« Prev Acts 26:8 Next »

THE ACTS OF THE APOSTLES - Chapter 26 - Verse 8

Verse 8. Why should it be thought, etc. The force of this question will be better seen by an interrogation point after why, ti. "What! Is it to be thought a thing incredible?" etc. It intimates surprise that it should be thought incredible; or implies that no reason could be given why such a doctrine should be unworthy of belief.

A thing incredible. A doctrine which cannot be credited or believed. Why should it be regarded as absurd?

With you. This is in the plural number; and it is evident that Paul here addressed not Agrippa alone, but those who were with him. There is no evidence that Agrippa doubted that the dead could be raised; but Festus, and those who were with him, probably did; and Paul, in the ardour of his speech, turned and addressed the entire assembly.

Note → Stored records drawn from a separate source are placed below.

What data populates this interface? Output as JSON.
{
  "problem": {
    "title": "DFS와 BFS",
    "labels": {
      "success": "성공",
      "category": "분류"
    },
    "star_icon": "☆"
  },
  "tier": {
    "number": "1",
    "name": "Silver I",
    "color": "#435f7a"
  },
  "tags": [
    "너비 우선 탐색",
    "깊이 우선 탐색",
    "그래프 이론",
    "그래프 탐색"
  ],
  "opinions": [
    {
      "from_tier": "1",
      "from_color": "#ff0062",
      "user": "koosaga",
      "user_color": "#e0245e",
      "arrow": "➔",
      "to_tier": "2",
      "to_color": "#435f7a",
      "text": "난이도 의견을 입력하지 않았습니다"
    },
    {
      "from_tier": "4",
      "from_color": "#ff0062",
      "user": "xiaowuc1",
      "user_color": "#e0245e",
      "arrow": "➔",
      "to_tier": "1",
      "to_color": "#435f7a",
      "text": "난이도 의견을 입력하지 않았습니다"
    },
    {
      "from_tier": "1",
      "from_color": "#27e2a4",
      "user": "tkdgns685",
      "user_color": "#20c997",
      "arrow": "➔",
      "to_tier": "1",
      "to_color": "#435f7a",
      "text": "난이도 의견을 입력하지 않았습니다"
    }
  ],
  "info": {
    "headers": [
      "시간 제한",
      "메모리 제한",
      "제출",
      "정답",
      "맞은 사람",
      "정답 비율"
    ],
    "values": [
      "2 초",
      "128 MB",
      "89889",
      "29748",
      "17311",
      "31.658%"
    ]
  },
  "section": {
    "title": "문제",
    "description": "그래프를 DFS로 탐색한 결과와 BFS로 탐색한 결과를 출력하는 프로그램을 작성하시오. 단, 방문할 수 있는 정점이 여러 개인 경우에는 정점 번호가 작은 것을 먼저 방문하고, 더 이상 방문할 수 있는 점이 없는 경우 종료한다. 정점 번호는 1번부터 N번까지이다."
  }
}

It is very evident that we have only an outline of this argument, and there is every reason to suppose that Paul would dwell on each part of the subject at greater length than is here recorded.

That God should raise the dead. Why should it be regarded as absurd that God—who has all power, who was the Creator of all, who was the Author of the human frame—should again restore man to life, and continue his future existence. The resurrection is no more incredible than the original creation of the human body, and it is attended with no greater difficulties. And as the perfections of God will be illustrated by his raising up the dead; as the future state is necessary to the purposes of justice in vindicating the just, and punishing the unjust; and as God is a righteous moral Governor, it should not be regarded as an absurdity that he will raise up those who have died, and bring them to judgment.

{h} "Why" 1 Co 15:12,20

« Prev Acts 26:8 Next »

VIEWNAME is workSection